→ TASK REQUIREMENTS
Which of the lines in the data mention the string "this"? List them all.

→ RECORDS FOR THE EXERCISE
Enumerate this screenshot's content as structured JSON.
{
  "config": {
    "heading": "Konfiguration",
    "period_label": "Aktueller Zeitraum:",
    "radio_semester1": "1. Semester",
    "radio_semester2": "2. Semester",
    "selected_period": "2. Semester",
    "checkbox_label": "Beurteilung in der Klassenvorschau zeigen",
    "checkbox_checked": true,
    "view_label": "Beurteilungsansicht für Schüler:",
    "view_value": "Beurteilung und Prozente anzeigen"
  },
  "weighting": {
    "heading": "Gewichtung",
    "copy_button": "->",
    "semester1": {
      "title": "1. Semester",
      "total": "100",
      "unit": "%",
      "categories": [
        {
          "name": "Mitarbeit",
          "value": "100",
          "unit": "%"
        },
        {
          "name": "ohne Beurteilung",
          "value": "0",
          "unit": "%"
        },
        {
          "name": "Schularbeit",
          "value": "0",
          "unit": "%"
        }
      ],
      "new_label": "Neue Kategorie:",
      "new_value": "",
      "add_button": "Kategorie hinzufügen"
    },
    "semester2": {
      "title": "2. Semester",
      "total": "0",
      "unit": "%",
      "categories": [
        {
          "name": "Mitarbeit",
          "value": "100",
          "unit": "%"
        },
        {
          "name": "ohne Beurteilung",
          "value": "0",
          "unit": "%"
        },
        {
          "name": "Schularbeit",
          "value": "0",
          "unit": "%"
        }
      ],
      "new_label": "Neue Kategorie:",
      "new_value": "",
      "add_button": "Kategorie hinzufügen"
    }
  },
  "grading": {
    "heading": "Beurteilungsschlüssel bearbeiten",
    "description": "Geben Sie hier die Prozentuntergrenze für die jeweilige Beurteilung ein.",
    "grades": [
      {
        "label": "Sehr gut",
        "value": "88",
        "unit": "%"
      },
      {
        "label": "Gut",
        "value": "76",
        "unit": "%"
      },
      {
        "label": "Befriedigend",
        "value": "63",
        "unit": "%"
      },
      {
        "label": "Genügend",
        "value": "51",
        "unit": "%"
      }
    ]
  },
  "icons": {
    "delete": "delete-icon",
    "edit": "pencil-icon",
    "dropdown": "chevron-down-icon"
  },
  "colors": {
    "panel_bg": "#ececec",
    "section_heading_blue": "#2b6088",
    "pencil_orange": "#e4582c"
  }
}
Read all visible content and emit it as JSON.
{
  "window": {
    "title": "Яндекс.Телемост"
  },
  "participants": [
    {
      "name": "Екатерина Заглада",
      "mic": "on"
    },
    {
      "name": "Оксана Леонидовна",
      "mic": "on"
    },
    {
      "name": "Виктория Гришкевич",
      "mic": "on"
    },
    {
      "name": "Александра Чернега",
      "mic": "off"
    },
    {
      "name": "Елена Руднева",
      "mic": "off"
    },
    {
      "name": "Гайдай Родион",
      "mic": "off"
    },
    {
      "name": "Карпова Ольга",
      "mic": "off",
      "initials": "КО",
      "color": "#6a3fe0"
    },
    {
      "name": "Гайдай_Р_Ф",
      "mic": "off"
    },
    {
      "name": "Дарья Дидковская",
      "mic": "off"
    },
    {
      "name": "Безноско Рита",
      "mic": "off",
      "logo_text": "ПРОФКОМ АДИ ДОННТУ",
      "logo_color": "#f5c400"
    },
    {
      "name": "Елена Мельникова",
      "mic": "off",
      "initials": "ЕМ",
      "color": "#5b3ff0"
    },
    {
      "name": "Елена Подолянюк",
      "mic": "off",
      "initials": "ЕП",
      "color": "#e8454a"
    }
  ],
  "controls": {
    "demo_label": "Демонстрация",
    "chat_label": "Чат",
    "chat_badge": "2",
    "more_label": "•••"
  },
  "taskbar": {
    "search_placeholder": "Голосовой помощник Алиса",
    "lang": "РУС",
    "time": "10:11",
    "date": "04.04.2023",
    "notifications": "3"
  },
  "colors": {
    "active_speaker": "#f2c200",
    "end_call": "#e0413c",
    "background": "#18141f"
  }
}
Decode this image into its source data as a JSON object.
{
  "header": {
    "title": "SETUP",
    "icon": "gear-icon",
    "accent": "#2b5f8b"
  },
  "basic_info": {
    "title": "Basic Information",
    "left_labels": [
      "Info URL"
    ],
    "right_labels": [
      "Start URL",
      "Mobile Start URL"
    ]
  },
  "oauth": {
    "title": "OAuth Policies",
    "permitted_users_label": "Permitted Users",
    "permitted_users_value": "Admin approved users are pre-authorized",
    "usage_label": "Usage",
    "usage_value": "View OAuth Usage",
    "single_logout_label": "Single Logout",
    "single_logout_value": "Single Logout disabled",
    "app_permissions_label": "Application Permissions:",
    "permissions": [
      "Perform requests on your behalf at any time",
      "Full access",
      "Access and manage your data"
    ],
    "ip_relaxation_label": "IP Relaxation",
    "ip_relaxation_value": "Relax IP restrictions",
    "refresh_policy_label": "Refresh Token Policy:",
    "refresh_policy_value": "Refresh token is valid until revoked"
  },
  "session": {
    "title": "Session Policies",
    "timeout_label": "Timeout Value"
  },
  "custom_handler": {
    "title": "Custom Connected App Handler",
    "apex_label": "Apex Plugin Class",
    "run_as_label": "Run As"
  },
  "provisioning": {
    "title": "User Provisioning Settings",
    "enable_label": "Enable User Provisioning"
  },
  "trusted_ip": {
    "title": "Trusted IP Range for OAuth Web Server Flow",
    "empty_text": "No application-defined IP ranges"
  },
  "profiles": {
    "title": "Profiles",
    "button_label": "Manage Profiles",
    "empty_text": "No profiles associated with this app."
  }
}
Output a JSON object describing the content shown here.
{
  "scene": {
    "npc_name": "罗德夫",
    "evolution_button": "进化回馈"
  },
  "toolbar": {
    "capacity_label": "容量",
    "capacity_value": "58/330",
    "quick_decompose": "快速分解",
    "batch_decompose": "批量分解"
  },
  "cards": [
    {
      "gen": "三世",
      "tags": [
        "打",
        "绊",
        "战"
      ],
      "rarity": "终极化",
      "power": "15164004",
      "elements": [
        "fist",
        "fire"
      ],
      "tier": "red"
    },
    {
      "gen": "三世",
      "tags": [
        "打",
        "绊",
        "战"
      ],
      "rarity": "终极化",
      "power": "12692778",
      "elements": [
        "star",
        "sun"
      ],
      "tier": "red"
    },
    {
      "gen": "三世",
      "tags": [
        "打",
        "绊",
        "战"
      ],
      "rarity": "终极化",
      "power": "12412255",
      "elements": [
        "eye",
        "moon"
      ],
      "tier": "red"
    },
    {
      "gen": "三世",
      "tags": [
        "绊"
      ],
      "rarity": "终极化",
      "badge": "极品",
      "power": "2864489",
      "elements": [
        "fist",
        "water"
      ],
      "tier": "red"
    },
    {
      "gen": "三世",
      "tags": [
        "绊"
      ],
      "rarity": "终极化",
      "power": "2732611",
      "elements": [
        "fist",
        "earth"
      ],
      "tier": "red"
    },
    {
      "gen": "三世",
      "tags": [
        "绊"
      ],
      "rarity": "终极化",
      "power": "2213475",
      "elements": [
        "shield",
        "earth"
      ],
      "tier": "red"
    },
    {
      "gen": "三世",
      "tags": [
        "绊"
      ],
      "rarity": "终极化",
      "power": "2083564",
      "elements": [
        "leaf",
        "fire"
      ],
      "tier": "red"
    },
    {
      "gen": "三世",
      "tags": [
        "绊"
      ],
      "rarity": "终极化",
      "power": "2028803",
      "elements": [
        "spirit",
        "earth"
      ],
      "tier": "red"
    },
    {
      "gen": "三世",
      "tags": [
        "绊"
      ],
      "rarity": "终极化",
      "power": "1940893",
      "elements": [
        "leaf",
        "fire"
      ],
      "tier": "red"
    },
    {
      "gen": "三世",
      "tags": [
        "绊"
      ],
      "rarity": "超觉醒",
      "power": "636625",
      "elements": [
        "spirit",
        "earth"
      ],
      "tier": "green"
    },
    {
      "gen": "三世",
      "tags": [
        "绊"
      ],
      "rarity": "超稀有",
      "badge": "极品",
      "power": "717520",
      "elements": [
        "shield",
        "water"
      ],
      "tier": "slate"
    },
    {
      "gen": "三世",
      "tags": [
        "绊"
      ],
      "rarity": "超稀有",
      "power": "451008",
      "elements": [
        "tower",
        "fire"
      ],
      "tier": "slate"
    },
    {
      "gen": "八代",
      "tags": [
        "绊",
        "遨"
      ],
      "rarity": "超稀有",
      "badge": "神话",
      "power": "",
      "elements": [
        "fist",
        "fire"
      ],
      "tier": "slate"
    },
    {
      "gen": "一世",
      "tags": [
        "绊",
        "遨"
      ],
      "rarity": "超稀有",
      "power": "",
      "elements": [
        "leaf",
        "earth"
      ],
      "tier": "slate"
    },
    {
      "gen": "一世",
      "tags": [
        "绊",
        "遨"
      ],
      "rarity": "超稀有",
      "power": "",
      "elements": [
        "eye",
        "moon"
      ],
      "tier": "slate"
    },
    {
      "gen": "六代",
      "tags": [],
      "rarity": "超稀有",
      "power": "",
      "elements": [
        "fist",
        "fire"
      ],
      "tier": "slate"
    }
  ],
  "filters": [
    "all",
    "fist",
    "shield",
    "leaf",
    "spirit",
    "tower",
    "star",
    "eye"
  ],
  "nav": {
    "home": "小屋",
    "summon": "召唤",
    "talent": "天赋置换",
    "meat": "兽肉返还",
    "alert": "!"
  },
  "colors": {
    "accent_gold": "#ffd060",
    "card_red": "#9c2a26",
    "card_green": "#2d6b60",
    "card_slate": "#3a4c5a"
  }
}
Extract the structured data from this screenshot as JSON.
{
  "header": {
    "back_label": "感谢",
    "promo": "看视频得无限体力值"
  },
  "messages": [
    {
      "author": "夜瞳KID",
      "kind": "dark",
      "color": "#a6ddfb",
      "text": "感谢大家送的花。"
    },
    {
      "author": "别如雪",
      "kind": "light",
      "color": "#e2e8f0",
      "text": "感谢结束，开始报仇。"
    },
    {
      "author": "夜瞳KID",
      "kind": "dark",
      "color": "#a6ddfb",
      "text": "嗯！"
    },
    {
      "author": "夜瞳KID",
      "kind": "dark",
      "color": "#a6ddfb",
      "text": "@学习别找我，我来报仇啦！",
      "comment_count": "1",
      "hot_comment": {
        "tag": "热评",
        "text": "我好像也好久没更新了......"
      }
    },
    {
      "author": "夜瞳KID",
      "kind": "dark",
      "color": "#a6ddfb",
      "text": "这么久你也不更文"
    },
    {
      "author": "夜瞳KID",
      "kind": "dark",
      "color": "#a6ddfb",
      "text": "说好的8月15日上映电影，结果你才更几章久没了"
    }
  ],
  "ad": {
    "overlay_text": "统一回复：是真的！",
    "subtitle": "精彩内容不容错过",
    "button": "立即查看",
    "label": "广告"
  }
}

→ THE ANSWER
Enumerate this screenshot's content as structured JSON.
Decode this image into its source data as a JSON object.
    "empty_text": "No profiles associated with this app."
Extract the structured data from this screenshot as JSON.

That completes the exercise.